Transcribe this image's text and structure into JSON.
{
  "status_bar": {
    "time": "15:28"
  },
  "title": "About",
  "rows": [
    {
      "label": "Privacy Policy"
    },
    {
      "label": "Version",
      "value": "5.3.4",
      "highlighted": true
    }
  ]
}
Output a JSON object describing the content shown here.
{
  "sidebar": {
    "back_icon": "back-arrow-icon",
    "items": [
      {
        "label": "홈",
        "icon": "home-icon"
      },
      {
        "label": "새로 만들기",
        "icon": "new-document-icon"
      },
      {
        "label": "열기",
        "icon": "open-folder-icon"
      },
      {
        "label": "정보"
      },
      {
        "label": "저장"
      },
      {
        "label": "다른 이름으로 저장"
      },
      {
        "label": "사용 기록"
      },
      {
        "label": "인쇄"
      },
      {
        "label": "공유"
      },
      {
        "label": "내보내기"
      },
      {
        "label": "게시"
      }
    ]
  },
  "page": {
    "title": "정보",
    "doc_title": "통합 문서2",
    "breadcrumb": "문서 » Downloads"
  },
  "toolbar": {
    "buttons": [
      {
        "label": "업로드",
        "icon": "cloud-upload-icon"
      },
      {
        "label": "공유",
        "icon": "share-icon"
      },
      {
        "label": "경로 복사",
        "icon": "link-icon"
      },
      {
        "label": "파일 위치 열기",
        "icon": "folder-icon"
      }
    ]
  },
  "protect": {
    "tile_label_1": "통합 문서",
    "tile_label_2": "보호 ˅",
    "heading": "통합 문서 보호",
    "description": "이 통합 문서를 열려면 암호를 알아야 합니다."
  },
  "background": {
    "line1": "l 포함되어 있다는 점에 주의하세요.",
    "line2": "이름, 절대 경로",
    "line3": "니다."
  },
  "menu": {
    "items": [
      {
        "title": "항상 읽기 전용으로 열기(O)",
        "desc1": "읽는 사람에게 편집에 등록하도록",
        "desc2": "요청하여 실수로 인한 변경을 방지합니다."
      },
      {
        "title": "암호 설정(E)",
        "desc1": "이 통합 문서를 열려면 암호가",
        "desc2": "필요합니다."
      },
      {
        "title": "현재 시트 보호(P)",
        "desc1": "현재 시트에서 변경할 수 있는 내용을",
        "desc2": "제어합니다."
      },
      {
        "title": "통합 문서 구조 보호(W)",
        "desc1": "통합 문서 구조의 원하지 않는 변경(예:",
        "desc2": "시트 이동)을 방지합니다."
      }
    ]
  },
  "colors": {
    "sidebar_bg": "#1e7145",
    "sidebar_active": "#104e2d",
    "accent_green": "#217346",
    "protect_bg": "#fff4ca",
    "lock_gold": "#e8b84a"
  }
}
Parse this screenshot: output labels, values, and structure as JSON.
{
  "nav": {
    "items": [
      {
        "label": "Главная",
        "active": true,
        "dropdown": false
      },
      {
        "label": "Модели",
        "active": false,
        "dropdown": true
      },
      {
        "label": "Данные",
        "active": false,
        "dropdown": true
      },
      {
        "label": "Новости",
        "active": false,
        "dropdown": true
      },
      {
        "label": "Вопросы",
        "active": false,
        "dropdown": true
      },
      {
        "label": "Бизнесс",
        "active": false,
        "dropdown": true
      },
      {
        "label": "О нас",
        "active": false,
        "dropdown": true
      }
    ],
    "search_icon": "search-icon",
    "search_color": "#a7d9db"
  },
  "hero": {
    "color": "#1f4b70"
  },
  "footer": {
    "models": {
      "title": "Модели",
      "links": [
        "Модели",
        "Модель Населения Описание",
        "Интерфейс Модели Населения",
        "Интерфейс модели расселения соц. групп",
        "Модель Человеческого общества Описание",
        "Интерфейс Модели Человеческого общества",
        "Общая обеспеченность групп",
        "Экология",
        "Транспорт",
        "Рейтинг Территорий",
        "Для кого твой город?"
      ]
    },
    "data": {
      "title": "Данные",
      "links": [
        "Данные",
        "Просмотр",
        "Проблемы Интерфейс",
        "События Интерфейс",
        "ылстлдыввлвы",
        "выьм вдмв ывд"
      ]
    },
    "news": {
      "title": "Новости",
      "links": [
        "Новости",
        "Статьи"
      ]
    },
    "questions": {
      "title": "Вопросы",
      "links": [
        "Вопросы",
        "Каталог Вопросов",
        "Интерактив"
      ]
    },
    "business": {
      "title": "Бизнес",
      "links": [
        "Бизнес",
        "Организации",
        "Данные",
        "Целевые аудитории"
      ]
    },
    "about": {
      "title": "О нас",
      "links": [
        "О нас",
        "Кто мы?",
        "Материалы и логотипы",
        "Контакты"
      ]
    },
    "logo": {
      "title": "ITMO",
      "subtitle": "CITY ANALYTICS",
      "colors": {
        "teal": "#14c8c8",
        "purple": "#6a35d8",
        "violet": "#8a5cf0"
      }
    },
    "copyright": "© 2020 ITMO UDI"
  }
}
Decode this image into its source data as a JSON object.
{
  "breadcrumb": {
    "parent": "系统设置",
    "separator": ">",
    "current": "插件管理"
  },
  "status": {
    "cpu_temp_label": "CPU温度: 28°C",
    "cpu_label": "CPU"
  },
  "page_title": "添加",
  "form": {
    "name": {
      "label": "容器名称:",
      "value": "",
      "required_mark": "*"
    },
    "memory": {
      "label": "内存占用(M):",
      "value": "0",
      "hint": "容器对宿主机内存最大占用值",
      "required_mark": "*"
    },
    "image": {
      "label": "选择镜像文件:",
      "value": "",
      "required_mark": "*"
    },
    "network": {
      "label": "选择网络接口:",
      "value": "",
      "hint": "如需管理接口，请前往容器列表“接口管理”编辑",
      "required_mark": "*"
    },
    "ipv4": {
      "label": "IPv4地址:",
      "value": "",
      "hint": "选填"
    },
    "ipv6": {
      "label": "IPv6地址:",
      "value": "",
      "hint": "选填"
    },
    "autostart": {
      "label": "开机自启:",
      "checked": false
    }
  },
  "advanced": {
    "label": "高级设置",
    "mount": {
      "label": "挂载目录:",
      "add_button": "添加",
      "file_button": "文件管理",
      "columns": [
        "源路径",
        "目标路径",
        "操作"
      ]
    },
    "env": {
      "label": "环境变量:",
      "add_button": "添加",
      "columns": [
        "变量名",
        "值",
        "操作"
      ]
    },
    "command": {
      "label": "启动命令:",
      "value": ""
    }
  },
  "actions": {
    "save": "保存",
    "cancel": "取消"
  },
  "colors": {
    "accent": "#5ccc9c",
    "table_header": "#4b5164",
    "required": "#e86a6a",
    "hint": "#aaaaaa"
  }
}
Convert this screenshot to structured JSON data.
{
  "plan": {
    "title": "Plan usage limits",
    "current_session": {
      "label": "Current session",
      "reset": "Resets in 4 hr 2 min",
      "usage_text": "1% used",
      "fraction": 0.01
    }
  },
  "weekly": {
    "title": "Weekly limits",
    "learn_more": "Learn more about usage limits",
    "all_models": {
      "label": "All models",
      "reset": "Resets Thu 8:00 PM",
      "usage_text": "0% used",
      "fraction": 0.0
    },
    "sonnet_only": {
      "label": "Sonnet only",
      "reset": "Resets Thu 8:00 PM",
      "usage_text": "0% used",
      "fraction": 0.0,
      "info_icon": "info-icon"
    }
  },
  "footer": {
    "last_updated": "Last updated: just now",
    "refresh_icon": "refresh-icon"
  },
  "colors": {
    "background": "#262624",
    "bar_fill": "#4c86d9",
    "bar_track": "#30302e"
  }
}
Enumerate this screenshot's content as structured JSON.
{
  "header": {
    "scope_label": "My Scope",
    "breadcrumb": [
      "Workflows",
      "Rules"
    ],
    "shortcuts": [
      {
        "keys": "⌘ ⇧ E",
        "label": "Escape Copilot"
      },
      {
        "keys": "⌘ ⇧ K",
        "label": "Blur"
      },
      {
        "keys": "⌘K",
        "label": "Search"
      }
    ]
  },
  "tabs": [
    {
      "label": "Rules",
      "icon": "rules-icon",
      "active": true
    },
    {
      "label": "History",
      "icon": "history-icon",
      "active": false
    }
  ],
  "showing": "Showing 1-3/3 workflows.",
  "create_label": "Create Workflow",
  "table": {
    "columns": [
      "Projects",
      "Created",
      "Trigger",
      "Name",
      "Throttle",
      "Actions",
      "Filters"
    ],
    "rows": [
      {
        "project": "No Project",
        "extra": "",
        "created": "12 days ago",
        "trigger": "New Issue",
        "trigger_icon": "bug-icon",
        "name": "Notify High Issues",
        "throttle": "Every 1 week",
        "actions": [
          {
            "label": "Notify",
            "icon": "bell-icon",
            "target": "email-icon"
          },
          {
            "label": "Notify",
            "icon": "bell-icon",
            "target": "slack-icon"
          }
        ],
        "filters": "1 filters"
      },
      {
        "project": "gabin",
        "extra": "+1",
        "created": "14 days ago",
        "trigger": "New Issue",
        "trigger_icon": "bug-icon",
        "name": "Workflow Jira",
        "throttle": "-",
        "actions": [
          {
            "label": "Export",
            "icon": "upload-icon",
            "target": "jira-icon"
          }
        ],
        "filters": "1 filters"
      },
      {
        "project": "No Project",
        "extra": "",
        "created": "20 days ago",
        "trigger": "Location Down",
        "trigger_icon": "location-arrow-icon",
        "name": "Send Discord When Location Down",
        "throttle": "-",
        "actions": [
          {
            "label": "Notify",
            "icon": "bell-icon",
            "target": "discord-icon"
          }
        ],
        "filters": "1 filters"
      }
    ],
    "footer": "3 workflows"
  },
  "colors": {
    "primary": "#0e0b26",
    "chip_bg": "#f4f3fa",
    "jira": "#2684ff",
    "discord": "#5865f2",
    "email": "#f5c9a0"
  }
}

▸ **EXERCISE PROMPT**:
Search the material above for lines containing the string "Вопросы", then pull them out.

▸ **RESULT FOR THIS EXERCISE**:
        "label": "Вопросы",
      "title": "Вопросы",
        "Вопросы",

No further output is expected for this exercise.